◆ PROBLEM STATEMENT:
Repeat the entries beneath in their entirety, precisely as given.

◆ THE DATA:
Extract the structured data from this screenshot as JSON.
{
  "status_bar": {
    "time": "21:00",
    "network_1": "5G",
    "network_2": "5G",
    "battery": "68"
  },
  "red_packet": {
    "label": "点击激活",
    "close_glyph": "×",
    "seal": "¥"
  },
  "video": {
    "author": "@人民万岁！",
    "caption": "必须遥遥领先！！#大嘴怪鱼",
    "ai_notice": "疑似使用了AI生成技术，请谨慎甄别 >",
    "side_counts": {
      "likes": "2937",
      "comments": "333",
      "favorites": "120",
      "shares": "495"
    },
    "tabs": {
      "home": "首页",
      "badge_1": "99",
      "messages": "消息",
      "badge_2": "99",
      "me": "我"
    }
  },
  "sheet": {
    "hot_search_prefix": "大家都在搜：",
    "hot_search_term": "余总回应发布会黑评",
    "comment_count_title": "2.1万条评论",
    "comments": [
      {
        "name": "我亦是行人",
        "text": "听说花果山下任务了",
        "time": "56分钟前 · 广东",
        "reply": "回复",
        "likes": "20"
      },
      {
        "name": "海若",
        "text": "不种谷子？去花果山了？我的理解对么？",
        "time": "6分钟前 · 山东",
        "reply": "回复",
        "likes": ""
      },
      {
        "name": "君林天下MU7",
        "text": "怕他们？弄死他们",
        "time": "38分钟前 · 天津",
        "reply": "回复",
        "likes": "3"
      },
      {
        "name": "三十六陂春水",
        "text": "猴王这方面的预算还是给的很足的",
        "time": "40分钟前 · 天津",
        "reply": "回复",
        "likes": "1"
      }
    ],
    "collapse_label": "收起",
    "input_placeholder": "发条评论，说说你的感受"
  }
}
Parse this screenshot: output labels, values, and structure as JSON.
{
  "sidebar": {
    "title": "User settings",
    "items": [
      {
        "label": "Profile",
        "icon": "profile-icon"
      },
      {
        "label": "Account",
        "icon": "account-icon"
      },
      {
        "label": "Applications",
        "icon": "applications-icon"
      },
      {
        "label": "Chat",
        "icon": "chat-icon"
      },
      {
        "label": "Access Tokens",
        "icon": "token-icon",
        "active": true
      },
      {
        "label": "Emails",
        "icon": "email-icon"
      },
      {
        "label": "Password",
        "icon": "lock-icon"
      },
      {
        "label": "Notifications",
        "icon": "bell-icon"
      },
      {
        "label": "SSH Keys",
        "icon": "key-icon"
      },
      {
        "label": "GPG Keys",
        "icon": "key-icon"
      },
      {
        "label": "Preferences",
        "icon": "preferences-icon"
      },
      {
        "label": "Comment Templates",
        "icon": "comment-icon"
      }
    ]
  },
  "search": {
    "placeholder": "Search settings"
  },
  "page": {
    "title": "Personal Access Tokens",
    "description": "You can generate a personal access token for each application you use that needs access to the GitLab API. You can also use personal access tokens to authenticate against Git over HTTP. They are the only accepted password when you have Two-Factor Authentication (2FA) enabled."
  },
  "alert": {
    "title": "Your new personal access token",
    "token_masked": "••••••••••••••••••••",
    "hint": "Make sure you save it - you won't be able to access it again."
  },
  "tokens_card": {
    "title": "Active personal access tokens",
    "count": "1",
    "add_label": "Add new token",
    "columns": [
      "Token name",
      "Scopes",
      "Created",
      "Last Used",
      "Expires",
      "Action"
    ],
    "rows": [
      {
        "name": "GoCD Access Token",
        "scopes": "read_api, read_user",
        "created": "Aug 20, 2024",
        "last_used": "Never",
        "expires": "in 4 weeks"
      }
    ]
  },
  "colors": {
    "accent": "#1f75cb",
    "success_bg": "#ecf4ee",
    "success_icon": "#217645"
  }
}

◆ SOLUTION FOR THIS PROBLEM:
Extract the structured data from this screenshot as JSON.
{
  "status_bar": {
    "time": "21:00",
    "network_1": "5G",
    "network_2": "5G",
    "battery": "68"
  },
  "red_packet": {
    "label": "点击激活",
    "close_glyph": "×",
    "seal": "¥"
  },
  "video": {
    "author": "@人民万岁！",
    "caption": "必须遥遥领先！！#大嘴怪鱼",
    "ai_notice": "疑似使用了AI生成技术，请谨慎甄别 >",
    "side_counts": {
      "likes": "2937",
      "comments": "333",
      "favorites": "120",
      "shares": "495"
    },
    "tabs": {
      "home": "首页",
      "badge_1": "99",
      "messages": "消息",
      "badge_2": "99",
      "me": "我"
    }
  },
  "sheet": {
    "hot_search_prefix": "大家都在搜：",
    "hot_search_term": "余总回应发布会黑评",
    "comment_count_title": "2.1万条评论",
    "comments": [
      {
        "name": "我亦是行人",
        "text": "听说花果山下任务了",
        "time": "56分钟前 · 广东",
        "reply": "回复",
        "likes": "20"
      },
      {
        "name": "海若",
        "text": "不种谷子？去花果山了？我的理解对么？",
        "time": "6分钟前 · 山东",
        "reply": "回复",
        "likes": ""
      },
      {
        "name": "君林天下MU7",
        "text": "怕他们？弄死他们",
        "time": "38分钟前 · 天津",
        "reply": "回复",
        "likes": "3"
      },
      {
        "name": "三十六陂春水",
        "text": "猴王这方面的预算还是给的很足的",
        "time": "40分钟前 · 天津",
        "reply": "回复",
        "likes": "1"
      }
    ],
    "collapse_label": "收起",
    "input_placeholder": "发条评论，说说你的感受"
  }
}
Parse this screenshot: output labels, values, and structure as JSON.
{
  "sidebar": {
    "title": "User settings",
    "items": [
      {
        "label": "Profile",
        "icon": "profile-icon"
      },
      {
        "label": "Account",
        "icon": "account-icon"
      },
      {
        "label": "Applications",
        "icon": "applications-icon"
      },
      {
        "label": "Chat",
        "icon": "chat-icon"
      },
      {
        "label": "Access Tokens",
        "icon": "token-icon",
        "active": true
      },
      {
        "label": "Emails",
        "icon": "email-icon"
      },
      {
        "label": "Password",
        "icon": "lock-icon"
      },
      {
        "label": "Notifications",
        "icon": "bell-icon"
      },
      {
        "label": "SSH Keys",
        "icon": "key-icon"
      },
      {
        "label": "GPG Keys",
        "icon": "key-icon"
      },
      {
        "label": "Preferences",
        "icon": "preferences-icon"
      },
      {
        "label": "Comment Templates",
        "icon": "comment-icon"
      }
    ]
  },
  "search": {
    "placeholder": "Search settings"
  },
  "page": {
    "title": "Personal Access Tokens",
    "description": "You can generate a personal access token for each application you use that needs access to the GitLab API. You can also use personal access tokens to authenticate against Git over HTTP. They are the only accepted password when you have Two-Factor Authentication (2FA) enabled."
  },
  "alert": {
    "title": "Your new personal access token",
    "token_masked": "••••••••••••••••••••",
    "hint": "Make sure you save it - you won't be able to access it again."
  },
  "tokens_card": {
    "title": "Active personal access tokens",
    "count": "1",
    "add_label": "Add new token",
    "columns": [
      "Token name",
      "Scopes",
      "Created",
      "Last Used",
      "Expires",
      "Action"
    ],
    "rows": [
      {
        "name": "GoCD Access Token",
        "scopes": "read_api, read_user",
        "created": "Aug 20, 2024",
        "last_used": "Never",
        "expires": "in 4 weeks"
      }
    ]
  },
  "colors": {
    "accent": "#1f75cb",
    "success_bg": "#ecf4ee",
    "success_icon": "#217645"
  }
}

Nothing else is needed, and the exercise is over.